(PROVIDED DATA Opens)

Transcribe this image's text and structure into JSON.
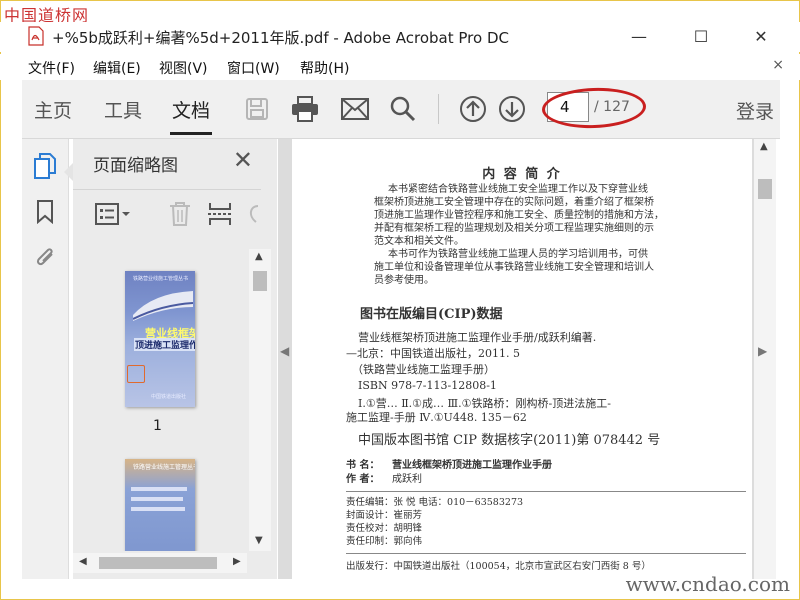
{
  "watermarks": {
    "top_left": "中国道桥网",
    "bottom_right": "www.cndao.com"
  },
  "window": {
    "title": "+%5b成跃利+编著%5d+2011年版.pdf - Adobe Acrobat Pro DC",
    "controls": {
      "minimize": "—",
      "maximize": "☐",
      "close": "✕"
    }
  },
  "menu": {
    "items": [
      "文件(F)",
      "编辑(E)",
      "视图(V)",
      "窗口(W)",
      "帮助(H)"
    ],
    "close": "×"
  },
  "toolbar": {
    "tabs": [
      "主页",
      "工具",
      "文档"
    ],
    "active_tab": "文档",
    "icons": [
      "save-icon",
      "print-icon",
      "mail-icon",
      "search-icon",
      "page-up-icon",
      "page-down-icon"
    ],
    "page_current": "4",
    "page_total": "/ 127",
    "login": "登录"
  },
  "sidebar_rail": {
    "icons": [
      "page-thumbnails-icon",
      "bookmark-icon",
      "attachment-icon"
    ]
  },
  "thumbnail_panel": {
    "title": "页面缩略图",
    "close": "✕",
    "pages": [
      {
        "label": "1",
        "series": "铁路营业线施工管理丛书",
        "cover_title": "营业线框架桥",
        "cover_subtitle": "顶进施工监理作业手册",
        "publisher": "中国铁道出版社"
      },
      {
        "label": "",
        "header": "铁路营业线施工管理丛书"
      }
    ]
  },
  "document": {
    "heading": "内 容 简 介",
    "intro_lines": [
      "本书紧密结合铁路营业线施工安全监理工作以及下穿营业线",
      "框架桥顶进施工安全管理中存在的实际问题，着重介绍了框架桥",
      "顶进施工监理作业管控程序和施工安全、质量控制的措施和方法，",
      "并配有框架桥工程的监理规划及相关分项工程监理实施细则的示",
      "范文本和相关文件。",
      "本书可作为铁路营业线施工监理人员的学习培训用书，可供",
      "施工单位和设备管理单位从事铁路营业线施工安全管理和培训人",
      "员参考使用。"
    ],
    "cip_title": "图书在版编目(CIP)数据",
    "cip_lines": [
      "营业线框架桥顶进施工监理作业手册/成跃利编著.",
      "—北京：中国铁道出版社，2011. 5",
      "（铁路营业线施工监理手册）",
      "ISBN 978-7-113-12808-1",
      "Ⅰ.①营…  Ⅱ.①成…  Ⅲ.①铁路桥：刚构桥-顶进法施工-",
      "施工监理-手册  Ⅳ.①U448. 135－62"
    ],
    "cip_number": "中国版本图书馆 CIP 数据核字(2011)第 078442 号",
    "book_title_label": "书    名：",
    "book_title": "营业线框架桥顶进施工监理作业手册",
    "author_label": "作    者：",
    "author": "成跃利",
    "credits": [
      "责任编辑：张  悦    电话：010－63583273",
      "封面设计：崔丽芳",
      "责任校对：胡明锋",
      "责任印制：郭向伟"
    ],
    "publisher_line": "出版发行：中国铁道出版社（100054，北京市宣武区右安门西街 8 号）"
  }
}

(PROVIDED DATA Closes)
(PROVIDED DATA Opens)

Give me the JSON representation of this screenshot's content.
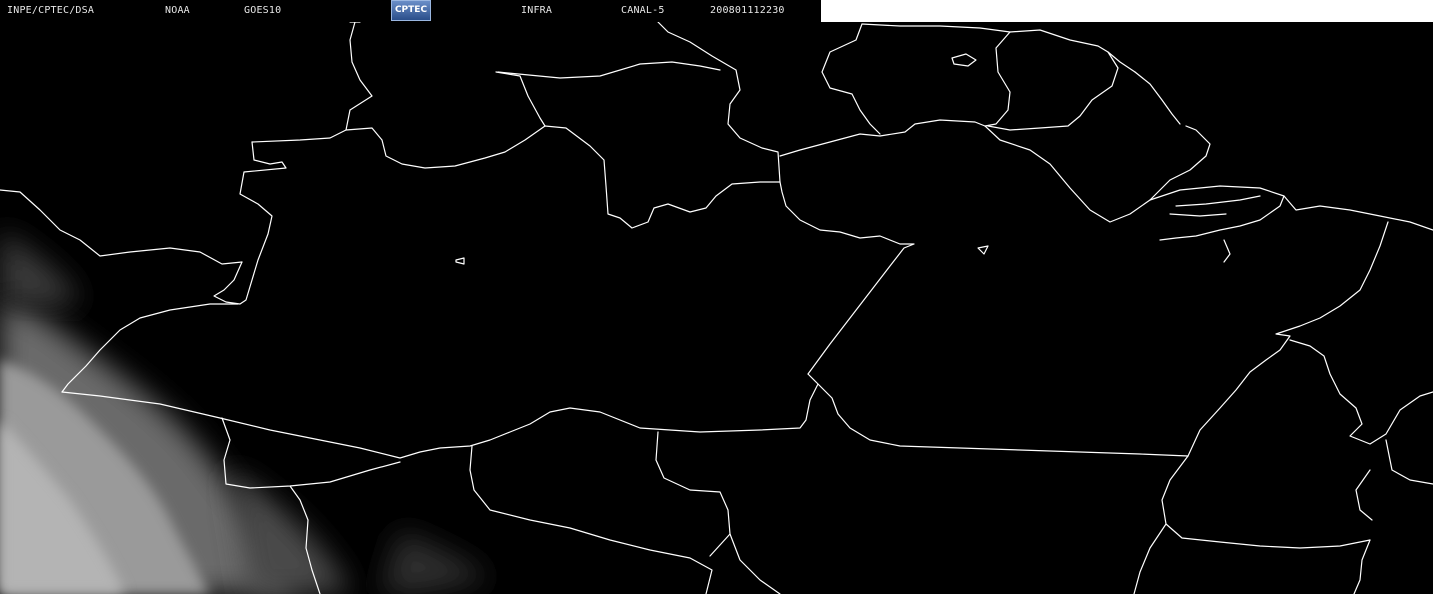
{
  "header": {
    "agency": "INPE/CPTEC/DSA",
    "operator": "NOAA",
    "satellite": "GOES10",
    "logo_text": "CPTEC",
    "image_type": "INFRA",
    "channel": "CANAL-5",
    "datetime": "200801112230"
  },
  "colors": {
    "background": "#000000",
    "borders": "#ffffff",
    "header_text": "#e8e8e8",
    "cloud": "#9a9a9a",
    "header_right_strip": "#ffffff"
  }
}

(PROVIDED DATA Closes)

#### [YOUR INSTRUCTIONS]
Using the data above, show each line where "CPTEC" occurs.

#### [YOUR RESPONSE]
    "agency": "INPE/CPTEC/DSA",
    "logo_text": "CPTEC",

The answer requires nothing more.